Work item — Write the records out once more, exactly as they are given.
Segment Start: Dataset records
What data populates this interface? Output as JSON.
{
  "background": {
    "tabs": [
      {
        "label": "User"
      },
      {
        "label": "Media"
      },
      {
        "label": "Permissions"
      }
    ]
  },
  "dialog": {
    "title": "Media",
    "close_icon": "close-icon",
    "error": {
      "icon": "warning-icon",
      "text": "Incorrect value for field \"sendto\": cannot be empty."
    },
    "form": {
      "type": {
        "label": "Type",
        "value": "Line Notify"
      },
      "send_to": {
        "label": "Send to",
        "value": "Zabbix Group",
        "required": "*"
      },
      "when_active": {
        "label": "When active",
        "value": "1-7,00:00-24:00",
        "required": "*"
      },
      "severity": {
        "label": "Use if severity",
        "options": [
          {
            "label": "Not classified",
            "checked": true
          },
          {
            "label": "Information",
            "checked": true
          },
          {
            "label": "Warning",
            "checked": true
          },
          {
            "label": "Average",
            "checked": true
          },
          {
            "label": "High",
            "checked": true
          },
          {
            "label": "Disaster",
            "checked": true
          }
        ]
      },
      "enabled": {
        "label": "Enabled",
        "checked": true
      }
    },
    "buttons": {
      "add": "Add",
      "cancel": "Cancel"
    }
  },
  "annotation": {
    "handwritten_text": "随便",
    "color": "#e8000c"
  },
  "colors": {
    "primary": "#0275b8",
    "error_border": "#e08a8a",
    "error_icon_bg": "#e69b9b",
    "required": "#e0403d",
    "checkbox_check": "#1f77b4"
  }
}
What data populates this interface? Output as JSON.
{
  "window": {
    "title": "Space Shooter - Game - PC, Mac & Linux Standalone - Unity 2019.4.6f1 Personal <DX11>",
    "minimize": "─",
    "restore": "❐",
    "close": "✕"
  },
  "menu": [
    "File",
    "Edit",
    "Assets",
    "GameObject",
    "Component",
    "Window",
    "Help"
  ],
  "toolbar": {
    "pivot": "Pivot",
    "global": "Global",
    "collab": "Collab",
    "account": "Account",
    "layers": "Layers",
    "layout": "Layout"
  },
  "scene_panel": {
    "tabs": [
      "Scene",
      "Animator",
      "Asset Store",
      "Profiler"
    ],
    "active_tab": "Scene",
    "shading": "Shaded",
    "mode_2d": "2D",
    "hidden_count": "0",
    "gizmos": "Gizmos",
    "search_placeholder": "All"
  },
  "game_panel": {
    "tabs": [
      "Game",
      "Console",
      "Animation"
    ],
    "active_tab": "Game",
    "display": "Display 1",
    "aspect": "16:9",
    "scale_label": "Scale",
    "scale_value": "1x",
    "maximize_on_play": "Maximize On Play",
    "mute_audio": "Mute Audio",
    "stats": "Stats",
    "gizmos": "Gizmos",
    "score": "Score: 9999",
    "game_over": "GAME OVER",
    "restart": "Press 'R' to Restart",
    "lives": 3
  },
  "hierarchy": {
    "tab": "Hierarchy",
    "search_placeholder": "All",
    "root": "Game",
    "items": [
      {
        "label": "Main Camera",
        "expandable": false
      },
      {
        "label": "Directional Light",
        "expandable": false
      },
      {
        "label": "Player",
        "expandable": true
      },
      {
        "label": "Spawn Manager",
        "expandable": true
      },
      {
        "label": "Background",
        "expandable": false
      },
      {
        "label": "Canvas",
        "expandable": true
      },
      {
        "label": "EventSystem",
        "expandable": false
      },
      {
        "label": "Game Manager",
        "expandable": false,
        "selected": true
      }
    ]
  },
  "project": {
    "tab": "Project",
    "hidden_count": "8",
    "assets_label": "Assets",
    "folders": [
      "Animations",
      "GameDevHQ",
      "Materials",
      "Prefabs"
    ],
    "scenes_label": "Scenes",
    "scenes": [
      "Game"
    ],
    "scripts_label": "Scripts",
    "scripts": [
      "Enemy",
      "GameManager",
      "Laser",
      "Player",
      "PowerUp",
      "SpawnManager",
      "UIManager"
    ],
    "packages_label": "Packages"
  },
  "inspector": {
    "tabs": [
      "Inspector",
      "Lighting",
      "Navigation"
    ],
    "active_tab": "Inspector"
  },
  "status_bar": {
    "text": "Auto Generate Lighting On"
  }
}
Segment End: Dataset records
Exercise response —
What data populates this interface? Output as JSON.
{
  "background": {
    "tabs": [
      {
        "label": "User"
      },
      {
        "label": "Media"
      },
      {
        "label": "Permissions"
      }
    ]
  },
  "dialog": {
    "title": "Media",
    "close_icon": "close-icon",
    "error": {
      "icon": "warning-icon",
      "text": "Incorrect value for field \"sendto\": cannot be empty."
    },
    "form": {
      "type": {
        "label": "Type",
        "value": "Line Notify"
      },
      "send_to": {
        "label": "Send to",
        "value": "Zabbix Group",
        "required": "*"
      },
      "when_active": {
        "label": "When active",
        "value": "1-7,00:00-24:00",
        "required": "*"
      },
      "severity": {
        "label": "Use if severity",
        "options": [
          {
            "label": "Not classified",
            "checked": true
          },
          {
            "label": "Information",
            "checked": true
          },
          {
            "label": "Warning",
            "checked": true
          },
          {
            "label": "Average",
            "checked": true
          },
          {
            "label": "High",
            "checked": true
          },
          {
            "label": "Disaster",
            "checked": true
          }
        ]
      },
      "enabled": {
        "label": "Enabled",
        "checked": true
      }
    },
    "buttons": {
      "add": "Add",
      "cancel": "Cancel"
    }
  },
  "annotation": {
    "handwritten_text": "随便",
    "color": "#e8000c"
  },
  "colors": {
    "primary": "#0275b8",
    "error_border": "#e08a8a",
    "error_icon_bg": "#e69b9b",
    "required": "#e0403d",
    "checkbox_check": "#1f77b4"
  }
}
What data populates this interface? Output as JSON.
{
  "window": {
    "title": "Space Shooter - Game - PC, Mac & Linux Standalone - Unity 2019.4.6f1 Personal <DX11>",
    "minimize": "─",
    "restore": "❐",
    "close": "✕"
  },
  "menu": [
    "File",
    "Edit",
    "Assets",
    "GameObject",
    "Component",
    "Window",
    "Help"
  ],
  "toolbar": {
    "pivot": "Pivot",
    "global": "Global",
    "collab": "Collab",
    "account": "Account",
    "layers": "Layers",
    "layout": "Layout"
  },
  "scene_panel": {
    "tabs": [
      "Scene",
      "Animator",
      "Asset Store",
      "Profiler"
    ],
    "active_tab": "Scene",
    "shading": "Shaded",
    "mode_2d": "2D",
    "hidden_count": "0",
    "gizmos": "Gizmos",
    "search_placeholder": "All"
  },
  "game_panel": {
    "tabs": [
      "Game",
      "Console",
      "Animation"
    ],
    "active_tab": "Game",
    "display": "Display 1",
    "aspect": "16:9",
    "scale_label": "Scale",
    "scale_value": "1x",
    "maximize_on_play": "Maximize On Play",
    "mute_audio": "Mute Audio",
    "stats": "Stats",
    "gizmos": "Gizmos",
    "score": "Score: 9999",
    "game_over": "GAME OVER",
    "restart": "Press 'R' to Restart",
    "lives": 3
  },
  "hierarchy": {
    "tab": "Hierarchy",
    "search_placeholder": "All",
    "root": "Game",
    "items": [
      {
        "label": "Main Camera",
        "expandable": false
      },
      {
        "label": "Directional Light",
        "expandable": false
      },
      {
        "label": "Player",
        "expandable": true
      },
      {
        "label": "Spawn Manager",
        "expandable": true
      },
      {
        "label": "Background",
        "expandable": false
      },
      {
        "label": "Canvas",
        "expandable": true
      },
      {
        "label": "EventSystem",
        "expandable": false
      },
      {
        "label": "Game Manager",
        "expandable": false,
        "selected": true
      }
    ]
  },
  "project": {
    "tab": "Project",
    "hidden_count": "8",
    "assets_label": "Assets",
    "folders": [
      "Animations",
      "GameDevHQ",
      "Materials",
      "Prefabs"
    ],
    "scenes_label": "Scenes",
    "scenes": [
      "Game"
    ],
    "scripts_label": "Scripts",
    "scripts": [
      "Enemy",
      "GameManager",
      "Laser",
      "Player",
      "PowerUp",
      "SpawnManager",
      "UIManager"
    ],
    "packages_label": "Packages"
  },
  "inspector": {
    "tabs": [
      "Inspector",
      "Lighting",
      "Navigation"
    ],
    "active_tab": "Inspector"
  },
  "status_bar": {
    "text": "Auto Generate Lighting On"
  }
}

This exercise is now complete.